(Records from a collection)

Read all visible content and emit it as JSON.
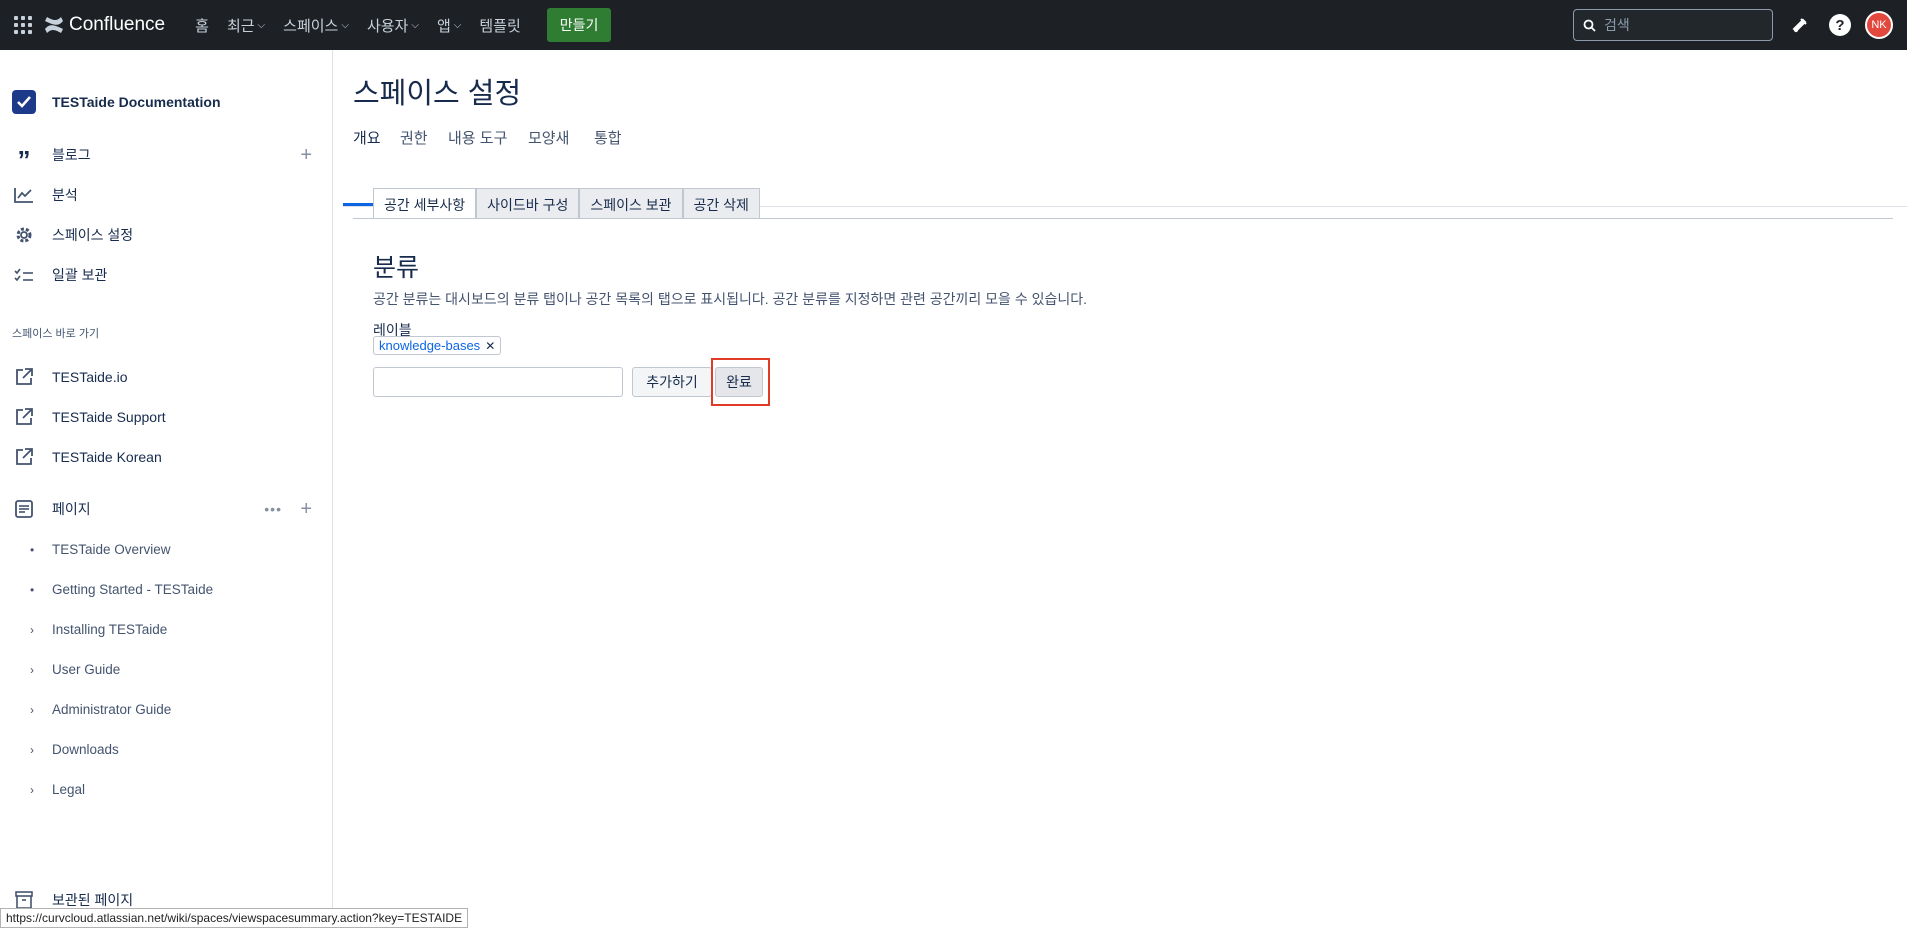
{
  "topnav": {
    "brand": "Confluence",
    "items": [
      {
        "label": "홈",
        "has_dropdown": false
      },
      {
        "label": "최근",
        "has_dropdown": true
      },
      {
        "label": "스페이스",
        "has_dropdown": true
      },
      {
        "label": "사용자",
        "has_dropdown": true
      },
      {
        "label": "앱",
        "has_dropdown": true
      },
      {
        "label": "템플릿",
        "has_dropdown": false
      }
    ],
    "create_label": "만들기",
    "search_placeholder": "검색",
    "avatar_initials": "NK"
  },
  "sidebar": {
    "space_name": "TESTaide Documentation",
    "items": [
      {
        "label": "블로그",
        "icon": "quote-icon"
      },
      {
        "label": "분석",
        "icon": "analytics-icon"
      },
      {
        "label": "스페이스 설정",
        "icon": "gear-icon"
      },
      {
        "label": "일괄 보관",
        "icon": "bulk-archive-icon"
      }
    ],
    "shortcuts_title": "스페이스 바로 가기",
    "shortcuts": [
      "TESTaide.io",
      "TESTaide Support",
      "TESTaide Korean"
    ],
    "pages_label": "페이지",
    "tree": [
      {
        "label": "TESTaide Overview",
        "type": "bullet"
      },
      {
        "label": "Getting Started - TESTaide",
        "type": "bullet"
      },
      {
        "label": "Installing TESTaide",
        "type": "expand"
      },
      {
        "label": "User Guide",
        "type": "expand"
      },
      {
        "label": "Administrator Guide",
        "type": "expand"
      },
      {
        "label": "Downloads",
        "type": "expand"
      },
      {
        "label": "Legal",
        "type": "expand"
      }
    ],
    "archived_label": "보관된 페이지"
  },
  "status_url": "https://curvcloud.atlassian.net/wiki/spaces/viewspacesummary.action?key=TESTAIDE",
  "main": {
    "title": "스페이스 설정",
    "tabs": [
      "개요",
      "권한",
      "내용 도구",
      "모양새",
      "통합"
    ],
    "active_tab": "개요",
    "subtabs": [
      "공간 세부사항",
      "사이드바 구성",
      "스페이스 보관",
      "공간 삭제"
    ],
    "active_subtab": "공간 세부사항",
    "section_title": "분류",
    "section_desc": "공간 분류는 대시보드의 분류 탭이나 공간 목록의 탭으로 표시됩니다. 공간 분류를 지정하면 관련 공간끼리 모을 수 있습니다.",
    "label_title": "레이블",
    "labels": [
      "knowledge-bases"
    ],
    "input_value": "",
    "add_button": "추가하기",
    "done_button": "완료"
  },
  "colors": {
    "topnav_bg": "#1d2125",
    "create_bg": "#2e7d32",
    "accent": "#0c66e4",
    "highlight": "#e03b24"
  }
}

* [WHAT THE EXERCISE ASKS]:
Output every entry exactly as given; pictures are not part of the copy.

* [RESPONSE TO THE TASK]:
Read all visible content and emit it as JSON.
{
  "topnav": {
    "brand": "Confluence",
    "items": [
      {
        "label": "홈",
        "has_dropdown": false
      },
      {
        "label": "최근",
        "has_dropdown": true
      },
      {
        "label": "스페이스",
        "has_dropdown": true
      },
      {
        "label": "사용자",
        "has_dropdown": true
      },
      {
        "label": "앱",
        "has_dropdown": true
      },
      {
        "label": "템플릿",
        "has_dropdown": false
      }
    ],
    "create_label": "만들기",
    "search_placeholder": "검색",
    "avatar_initials": "NK"
  },
  "sidebar": {
    "space_name": "TESTaide Documentation",
    "items": [
      {
        "label": "블로그",
        "icon": "quote-icon"
      },
      {
        "label": "분석",
        "icon": "analytics-icon"
      },
      {
        "label": "스페이스 설정",
        "icon": "gear-icon"
      },
      {
        "label": "일괄 보관",
        "icon": "bulk-archive-icon"
      }
    ],
    "shortcuts_title": "스페이스 바로 가기",
    "shortcuts": [
      "TESTaide.io",
      "TESTaide Support",
      "TESTaide Korean"
    ],
    "pages_label": "페이지",
    "tree": [
      {
        "label": "TESTaide Overview",
        "type": "bullet"
      },
      {
        "label": "Getting Started - TESTaide",
        "type": "bullet"
      },
      {
        "label": "Installing TESTaide",
        "type": "expand"
      },
      {
        "label": "User Guide",
        "type": "expand"
      },
      {
        "label": "Administrator Guide",
        "type": "expand"
      },
      {
        "label": "Downloads",
        "type": "expand"
      },
      {
        "label": "Legal",
        "type": "expand"
      }
    ],
    "archived_label": "보관된 페이지"
  },
  "status_url": "https://curvcloud.atlassian.net/wiki/spaces/viewspacesummary.action?key=TESTAIDE",
  "main": {
    "title": "스페이스 설정",
    "tabs": [
      "개요",
      "권한",
      "내용 도구",
      "모양새",
      "통합"
    ],
    "active_tab": "개요",
    "subtabs": [
      "공간 세부사항",
      "사이드바 구성",
      "스페이스 보관",
      "공간 삭제"
    ],
    "active_subtab": "공간 세부사항",
    "section_title": "분류",
    "section_desc": "공간 분류는 대시보드의 분류 탭이나 공간 목록의 탭으로 표시됩니다. 공간 분류를 지정하면 관련 공간끼리 모을 수 있습니다.",
    "label_title": "레이블",
    "labels": [
      "knowledge-bases"
    ],
    "input_value": "",
    "add_button": "추가하기",
    "done_button": "완료"
  },
  "colors": {
    "topnav_bg": "#1d2125",
    "create_bg": "#2e7d32",
    "accent": "#0c66e4",
    "highlight": "#e03b24"
  }
}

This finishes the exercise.